Embedding Formative Assessment (EFA) is a whole-school professional development programme aiming to embed the use of effective formative assessment strategies. Dylan Wiliam and Siobhan Leahy, who are experts in formative assessment, designed the intervention and associated materials. The Schools, Students and Teachers network (SSAT), an independent membership organisation, delivered the project.
Schools received detailed resource packs to run monthly workshops known as Teacher Learning Communities (TLCs). Each TLC was expected to last 75–90 minutes. All teaching staff were involved and split into groups comprising 8–14 people. TLC agendas and materials focused on five key formative assessment strategies: ‘clarifying, sharing and understanding learning intentions’; ‘engineering effective classroom discussions and activities’; ‘providing feedback that moves learning forward’; ‘activating learners as instructional resources for one another’; and ‘activating learners as owners of their own learning’. Within each of these high-level concepts, the TLC handouts introduced multiple formative assessment techniques for teachers to consider.
In-between workshop sessions, teachers were expected to conduct peer lesson observations and provide feedback to each other.

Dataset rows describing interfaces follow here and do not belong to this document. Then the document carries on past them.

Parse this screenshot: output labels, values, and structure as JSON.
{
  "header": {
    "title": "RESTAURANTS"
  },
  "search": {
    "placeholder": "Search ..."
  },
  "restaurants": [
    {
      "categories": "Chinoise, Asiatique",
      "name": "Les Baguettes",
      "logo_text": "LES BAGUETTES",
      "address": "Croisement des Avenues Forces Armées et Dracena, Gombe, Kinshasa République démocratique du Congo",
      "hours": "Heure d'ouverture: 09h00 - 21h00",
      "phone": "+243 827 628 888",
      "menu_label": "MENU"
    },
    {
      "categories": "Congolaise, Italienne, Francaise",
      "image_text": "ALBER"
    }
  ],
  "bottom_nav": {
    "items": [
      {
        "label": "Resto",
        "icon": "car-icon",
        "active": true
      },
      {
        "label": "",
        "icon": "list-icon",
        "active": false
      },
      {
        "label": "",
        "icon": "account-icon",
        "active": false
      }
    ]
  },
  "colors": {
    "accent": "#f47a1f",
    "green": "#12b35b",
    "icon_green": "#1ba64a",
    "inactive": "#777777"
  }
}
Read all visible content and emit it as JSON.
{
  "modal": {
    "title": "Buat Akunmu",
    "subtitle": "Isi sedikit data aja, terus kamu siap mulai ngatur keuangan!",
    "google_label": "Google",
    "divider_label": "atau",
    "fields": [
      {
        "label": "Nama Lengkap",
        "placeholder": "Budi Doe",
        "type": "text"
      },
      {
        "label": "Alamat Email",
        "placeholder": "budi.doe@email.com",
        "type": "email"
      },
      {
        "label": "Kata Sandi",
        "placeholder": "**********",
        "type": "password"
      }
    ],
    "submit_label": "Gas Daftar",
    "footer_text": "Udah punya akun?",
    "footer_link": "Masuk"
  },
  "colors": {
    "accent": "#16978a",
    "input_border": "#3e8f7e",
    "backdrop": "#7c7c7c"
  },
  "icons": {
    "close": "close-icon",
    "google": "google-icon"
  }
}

Each school appointed a lead teacher who attended an initial training day and received ongoing implementation support from an SSAT Lead Practitioner. This included a mixture of visits, phone calls, e-mails, and access to an online community.
The project was a randomised controlled trial. It was an effectiveness trial, which tested whether the intervention worked under everyday conditions in a large number of schools. One hundred and forty secondary schools participated during the 2015/2016 and 2016/2017 academic years. The primary outcome was Attainment 8 GCSE scores for the 25,393 pupils who were in Year 10 (aged 14–15) at the start of the trial. The process evaluation involved a combination of methods, including interviews, focus groups, surveys of intervention and control schools, and observations of the launch day, some TLCs, and the celebration day.
The project was independently evaluated by a team from the National Institute of Economic and Social Research.